Data for review:

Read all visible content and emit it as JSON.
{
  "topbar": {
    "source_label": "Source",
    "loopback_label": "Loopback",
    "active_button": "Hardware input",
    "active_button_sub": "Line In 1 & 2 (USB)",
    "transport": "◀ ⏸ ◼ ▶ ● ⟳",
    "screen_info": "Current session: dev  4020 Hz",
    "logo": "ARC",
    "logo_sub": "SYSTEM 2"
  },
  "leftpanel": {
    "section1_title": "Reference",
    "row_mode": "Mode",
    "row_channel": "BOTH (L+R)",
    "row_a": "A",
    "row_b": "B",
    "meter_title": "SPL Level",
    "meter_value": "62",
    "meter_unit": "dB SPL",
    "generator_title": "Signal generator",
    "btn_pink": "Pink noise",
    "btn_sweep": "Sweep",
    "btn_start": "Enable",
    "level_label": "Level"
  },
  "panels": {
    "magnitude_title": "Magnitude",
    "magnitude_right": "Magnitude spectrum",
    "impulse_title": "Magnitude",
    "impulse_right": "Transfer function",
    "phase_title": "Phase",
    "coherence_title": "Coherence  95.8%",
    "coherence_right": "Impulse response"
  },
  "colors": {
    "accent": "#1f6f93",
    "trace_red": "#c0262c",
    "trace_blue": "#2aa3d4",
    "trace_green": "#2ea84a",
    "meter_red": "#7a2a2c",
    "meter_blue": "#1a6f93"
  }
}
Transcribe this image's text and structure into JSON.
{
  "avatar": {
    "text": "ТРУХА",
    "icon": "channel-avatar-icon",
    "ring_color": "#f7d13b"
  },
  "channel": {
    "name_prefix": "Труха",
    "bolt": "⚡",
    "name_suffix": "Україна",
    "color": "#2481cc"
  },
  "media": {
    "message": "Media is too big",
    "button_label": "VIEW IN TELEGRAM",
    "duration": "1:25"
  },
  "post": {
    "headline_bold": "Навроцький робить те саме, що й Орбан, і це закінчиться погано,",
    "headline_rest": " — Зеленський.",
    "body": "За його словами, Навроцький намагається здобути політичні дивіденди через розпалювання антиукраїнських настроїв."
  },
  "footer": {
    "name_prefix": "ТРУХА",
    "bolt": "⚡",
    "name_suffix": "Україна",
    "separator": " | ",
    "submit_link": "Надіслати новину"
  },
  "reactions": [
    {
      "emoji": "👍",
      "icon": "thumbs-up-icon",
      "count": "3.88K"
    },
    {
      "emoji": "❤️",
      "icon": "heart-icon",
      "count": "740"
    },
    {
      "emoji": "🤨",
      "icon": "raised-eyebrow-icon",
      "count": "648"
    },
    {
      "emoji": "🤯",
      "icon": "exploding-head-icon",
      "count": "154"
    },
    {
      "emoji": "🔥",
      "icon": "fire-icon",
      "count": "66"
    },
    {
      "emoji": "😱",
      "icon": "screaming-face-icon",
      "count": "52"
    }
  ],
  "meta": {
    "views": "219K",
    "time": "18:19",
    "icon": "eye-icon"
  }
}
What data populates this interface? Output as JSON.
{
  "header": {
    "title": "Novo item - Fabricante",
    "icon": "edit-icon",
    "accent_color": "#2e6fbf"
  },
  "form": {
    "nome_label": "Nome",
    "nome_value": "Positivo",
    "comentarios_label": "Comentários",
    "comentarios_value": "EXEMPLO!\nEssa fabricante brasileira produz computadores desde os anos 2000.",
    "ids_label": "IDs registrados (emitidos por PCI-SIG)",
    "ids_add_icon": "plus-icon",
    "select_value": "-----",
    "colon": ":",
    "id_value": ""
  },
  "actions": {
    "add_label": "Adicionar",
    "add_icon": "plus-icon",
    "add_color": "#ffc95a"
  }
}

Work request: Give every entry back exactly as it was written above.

Solved exercise:
Read all visible content and emit it as JSON.
{
  "topbar": {
    "source_label": "Source",
    "loopback_label": "Loopback",
    "active_button": "Hardware input",
    "active_button_sub": "Line In 1 & 2 (USB)",
    "transport": "◀ ⏸ ◼ ▶ ● ⟳",
    "screen_info": "Current session: dev  4020 Hz",
    "logo": "ARC",
    "logo_sub": "SYSTEM 2"
  },
  "leftpanel": {
    "section1_title": "Reference",
    "row_mode": "Mode",
    "row_channel": "BOTH (L+R)",
    "row_a": "A",
    "row_b": "B",
    "meter_title": "SPL Level",
    "meter_value": "62",
    "meter_unit": "dB SPL",
    "generator_title": "Signal generator",
    "btn_pink": "Pink noise",
    "btn_sweep": "Sweep",
    "btn_start": "Enable",
    "level_label": "Level"
  },
  "panels": {
    "magnitude_title": "Magnitude",
    "magnitude_right": "Magnitude spectrum",
    "impulse_title": "Magnitude",
    "impulse_right": "Transfer function",
    "phase_title": "Phase",
    "coherence_title": "Coherence  95.8%",
    "coherence_right": "Impulse response"
  },
  "colors": {
    "accent": "#1f6f93",
    "trace_red": "#c0262c",
    "trace_blue": "#2aa3d4",
    "trace_green": "#2ea84a",
    "meter_red": "#7a2a2c",
    "meter_blue": "#1a6f93"
  }
}
Transcribe this image's text and structure into JSON.
{
  "avatar": {
    "text": "ТРУХА",
    "icon": "channel-avatar-icon",
    "ring_color": "#f7d13b"
  },
  "channel": {
    "name_prefix": "Труха",
    "bolt": "⚡",
    "name_suffix": "Україна",
    "color": "#2481cc"
  },
  "media": {
    "message": "Media is too big",
    "button_label": "VIEW IN TELEGRAM",
    "duration": "1:25"
  },
  "post": {
    "headline_bold": "Навроцький робить те саме, що й Орбан, і це закінчиться погано,",
    "headline_rest": " — Зеленський.",
    "body": "За його словами, Навроцький намагається здобути політичні дивіденди через розпалювання антиукраїнських настроїв."
  },
  "footer": {
    "name_prefix": "ТРУХА",
    "bolt": "⚡",
    "name_suffix": "Україна",
    "separator": " | ",
    "submit_link": "Надіслати новину"
  },
  "reactions": [
    {
      "emoji": "👍",
      "icon": "thumbs-up-icon",
      "count": "3.88K"
    },
    {
      "emoji": "❤️",
      "icon": "heart-icon",
      "count": "740"
    },
    {
      "emoji": "🤨",
      "icon": "raised-eyebrow-icon",
      "count": "648"
    },
    {
      "emoji": "🤯",
      "icon": "exploding-head-icon",
      "count": "154"
    },
    {
      "emoji": "🔥",
      "icon": "fire-icon",
      "count": "66"
    },
    {
      "emoji": "😱",
      "icon": "screaming-face-icon",
      "count": "52"
    }
  ],
  "meta": {
    "views": "219K",
    "time": "18:19",
    "icon": "eye-icon"
  }
}
What data populates this interface? Output as JSON.
{
  "header": {
    "title": "Novo item - Fabricante",
    "icon": "edit-icon",
    "accent_color": "#2e6fbf"
  },
  "form": {
    "nome_label": "Nome",
    "nome_value": "Positivo",
    "comentarios_label": "Comentários",
    "comentarios_value": "EXEMPLO!\nEssa fabricante brasileira produz computadores desde os anos 2000.",
    "ids_label": "IDs registrados (emitidos por PCI-SIG)",
    "ids_add_icon": "plus-icon",
    "select_value": "-----",
    "colon": ":",
    "id_value": ""
  },
  "actions": {
    "add_label": "Adicionar",
    "add_icon": "plus-icon",
    "add_color": "#ffc95a"
  }
}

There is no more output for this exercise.